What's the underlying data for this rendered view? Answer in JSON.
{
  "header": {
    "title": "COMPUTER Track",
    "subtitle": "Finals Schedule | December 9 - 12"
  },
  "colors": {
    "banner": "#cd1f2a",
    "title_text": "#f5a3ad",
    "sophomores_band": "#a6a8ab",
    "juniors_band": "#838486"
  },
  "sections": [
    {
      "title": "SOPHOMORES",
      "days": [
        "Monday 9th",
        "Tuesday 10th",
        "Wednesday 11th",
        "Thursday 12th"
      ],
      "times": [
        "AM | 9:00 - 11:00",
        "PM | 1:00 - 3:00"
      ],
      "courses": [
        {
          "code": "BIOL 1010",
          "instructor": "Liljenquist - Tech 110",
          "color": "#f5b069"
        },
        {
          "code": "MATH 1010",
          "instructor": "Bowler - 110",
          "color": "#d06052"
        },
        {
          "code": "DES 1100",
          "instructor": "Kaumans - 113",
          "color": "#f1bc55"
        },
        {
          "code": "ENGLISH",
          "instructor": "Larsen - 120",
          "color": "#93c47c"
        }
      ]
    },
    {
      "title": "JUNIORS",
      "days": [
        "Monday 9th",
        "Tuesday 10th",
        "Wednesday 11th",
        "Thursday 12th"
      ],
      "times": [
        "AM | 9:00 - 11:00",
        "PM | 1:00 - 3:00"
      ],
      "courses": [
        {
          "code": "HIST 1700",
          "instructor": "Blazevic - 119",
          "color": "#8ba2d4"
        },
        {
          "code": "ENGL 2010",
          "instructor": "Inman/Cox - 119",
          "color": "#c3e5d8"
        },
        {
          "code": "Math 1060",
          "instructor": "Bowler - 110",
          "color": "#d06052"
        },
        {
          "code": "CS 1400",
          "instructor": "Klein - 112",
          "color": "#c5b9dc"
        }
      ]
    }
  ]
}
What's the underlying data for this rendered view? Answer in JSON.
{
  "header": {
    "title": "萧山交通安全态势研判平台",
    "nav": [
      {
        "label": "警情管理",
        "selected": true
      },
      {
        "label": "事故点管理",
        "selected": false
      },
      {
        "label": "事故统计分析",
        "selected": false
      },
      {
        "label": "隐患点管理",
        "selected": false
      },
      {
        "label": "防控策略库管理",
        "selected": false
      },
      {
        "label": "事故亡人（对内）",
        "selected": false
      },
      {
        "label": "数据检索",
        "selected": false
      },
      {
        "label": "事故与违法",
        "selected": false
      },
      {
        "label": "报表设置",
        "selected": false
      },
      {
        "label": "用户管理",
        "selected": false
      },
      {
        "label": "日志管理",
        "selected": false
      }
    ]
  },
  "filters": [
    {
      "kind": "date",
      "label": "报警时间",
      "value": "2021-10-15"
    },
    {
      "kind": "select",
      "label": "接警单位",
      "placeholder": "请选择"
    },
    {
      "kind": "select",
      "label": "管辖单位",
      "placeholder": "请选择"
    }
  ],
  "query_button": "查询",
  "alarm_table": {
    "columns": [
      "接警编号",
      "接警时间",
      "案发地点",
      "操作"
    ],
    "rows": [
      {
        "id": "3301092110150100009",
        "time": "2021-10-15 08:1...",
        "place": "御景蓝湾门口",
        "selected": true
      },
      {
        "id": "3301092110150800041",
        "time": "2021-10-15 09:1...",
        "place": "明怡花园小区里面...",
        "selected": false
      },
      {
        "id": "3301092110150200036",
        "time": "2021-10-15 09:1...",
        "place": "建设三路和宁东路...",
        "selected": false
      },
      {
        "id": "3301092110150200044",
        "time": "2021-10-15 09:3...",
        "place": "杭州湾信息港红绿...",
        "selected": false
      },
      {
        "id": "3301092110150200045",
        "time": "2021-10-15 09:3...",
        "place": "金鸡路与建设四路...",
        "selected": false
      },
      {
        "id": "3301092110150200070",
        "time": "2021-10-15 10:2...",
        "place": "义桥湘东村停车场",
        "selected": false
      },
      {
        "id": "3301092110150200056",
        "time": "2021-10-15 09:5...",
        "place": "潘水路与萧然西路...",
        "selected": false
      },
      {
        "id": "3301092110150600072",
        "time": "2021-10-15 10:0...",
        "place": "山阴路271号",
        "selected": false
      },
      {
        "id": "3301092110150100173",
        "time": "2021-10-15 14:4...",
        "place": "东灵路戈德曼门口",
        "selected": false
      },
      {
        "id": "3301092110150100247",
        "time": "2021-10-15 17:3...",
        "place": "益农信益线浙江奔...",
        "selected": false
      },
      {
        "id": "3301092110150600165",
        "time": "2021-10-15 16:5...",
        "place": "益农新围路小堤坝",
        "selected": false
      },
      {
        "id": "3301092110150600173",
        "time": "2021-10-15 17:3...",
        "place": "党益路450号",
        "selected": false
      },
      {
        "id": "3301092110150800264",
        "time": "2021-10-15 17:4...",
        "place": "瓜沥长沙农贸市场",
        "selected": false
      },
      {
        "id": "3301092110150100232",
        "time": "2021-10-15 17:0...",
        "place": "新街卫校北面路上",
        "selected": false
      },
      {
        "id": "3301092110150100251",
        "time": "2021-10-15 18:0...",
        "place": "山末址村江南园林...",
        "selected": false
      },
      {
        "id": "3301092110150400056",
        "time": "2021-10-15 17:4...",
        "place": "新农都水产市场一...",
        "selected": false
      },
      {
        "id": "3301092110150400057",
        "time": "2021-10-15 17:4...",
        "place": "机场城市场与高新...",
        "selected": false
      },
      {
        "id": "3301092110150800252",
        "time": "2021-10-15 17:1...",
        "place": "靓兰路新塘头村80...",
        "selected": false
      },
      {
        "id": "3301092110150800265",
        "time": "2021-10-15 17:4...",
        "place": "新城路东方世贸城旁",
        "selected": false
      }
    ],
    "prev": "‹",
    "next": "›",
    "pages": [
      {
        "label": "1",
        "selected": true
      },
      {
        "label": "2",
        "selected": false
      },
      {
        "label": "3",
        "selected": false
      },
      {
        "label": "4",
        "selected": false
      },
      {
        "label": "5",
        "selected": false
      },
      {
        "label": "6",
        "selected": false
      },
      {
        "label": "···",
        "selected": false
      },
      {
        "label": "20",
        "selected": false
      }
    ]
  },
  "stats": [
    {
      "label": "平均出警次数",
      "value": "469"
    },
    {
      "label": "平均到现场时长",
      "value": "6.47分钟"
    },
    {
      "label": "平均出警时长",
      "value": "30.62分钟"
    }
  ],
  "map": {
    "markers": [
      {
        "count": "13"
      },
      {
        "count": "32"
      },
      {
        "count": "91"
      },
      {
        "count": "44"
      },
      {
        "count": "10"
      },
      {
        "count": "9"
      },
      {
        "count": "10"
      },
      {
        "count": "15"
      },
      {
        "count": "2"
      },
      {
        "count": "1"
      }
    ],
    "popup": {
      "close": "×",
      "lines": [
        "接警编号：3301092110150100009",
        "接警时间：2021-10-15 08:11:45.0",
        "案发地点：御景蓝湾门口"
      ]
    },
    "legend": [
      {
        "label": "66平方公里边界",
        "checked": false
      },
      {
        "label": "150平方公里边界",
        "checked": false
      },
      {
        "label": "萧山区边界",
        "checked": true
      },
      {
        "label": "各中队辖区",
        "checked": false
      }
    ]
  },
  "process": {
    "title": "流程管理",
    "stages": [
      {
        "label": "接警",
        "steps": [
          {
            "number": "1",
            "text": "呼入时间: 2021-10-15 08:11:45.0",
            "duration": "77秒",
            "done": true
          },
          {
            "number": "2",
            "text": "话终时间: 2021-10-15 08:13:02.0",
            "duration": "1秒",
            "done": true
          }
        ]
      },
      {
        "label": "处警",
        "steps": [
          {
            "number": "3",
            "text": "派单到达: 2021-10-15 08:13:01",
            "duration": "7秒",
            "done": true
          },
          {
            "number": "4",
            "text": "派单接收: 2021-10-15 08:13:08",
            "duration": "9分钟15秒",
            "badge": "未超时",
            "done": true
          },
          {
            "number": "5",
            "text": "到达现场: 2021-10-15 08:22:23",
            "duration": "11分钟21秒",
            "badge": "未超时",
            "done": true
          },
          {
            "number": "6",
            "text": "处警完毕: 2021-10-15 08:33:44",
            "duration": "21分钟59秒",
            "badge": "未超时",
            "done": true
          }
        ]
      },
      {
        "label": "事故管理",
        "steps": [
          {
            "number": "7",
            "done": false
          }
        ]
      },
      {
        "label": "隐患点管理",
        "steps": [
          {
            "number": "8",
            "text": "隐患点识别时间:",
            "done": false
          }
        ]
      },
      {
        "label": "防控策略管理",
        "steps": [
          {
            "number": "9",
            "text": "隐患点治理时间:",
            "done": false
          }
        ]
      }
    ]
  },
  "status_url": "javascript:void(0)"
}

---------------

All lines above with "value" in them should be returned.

      "value": "2021-10-15"
      "value": "469"
      "value": "6.47分钟"
      "value": "30.62分钟"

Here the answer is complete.